### What is required
Search the entries for the word "JSON". Copy each line in which it is found.
[Opening Data to examine section]
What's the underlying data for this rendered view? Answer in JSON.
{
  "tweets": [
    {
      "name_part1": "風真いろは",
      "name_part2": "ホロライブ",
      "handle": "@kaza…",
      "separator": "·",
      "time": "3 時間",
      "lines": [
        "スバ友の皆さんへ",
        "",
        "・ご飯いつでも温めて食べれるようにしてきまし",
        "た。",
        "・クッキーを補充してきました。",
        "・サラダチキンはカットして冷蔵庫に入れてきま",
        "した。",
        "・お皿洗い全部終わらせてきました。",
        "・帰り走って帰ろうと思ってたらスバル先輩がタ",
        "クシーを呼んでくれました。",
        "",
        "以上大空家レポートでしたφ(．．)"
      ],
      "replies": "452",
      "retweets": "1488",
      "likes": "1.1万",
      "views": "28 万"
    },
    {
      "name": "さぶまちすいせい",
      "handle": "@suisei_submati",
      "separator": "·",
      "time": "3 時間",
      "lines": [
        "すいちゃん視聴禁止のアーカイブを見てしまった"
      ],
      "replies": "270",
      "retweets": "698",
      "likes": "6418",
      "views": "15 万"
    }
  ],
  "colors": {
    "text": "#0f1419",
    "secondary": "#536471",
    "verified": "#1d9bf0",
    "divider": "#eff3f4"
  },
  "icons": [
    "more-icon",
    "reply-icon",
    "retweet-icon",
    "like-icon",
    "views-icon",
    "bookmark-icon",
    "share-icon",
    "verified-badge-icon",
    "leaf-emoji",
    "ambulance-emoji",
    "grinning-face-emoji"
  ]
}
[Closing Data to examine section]
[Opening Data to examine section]
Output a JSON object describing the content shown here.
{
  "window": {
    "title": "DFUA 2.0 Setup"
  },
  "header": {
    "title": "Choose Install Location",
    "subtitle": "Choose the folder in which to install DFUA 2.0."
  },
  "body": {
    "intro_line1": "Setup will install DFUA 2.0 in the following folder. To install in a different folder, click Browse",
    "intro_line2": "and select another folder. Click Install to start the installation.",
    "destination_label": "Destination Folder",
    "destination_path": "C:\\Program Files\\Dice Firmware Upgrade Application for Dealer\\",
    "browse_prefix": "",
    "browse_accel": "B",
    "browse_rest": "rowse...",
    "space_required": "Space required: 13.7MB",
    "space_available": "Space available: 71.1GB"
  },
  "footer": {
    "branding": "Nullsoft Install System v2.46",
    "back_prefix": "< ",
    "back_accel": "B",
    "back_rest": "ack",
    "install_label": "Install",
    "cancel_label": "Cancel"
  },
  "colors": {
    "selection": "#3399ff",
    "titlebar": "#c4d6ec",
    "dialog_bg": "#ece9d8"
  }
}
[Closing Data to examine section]
### Solution
What's the underlying data for this rendered view? Answer in JSON.
Output a JSON object describing the content shown here.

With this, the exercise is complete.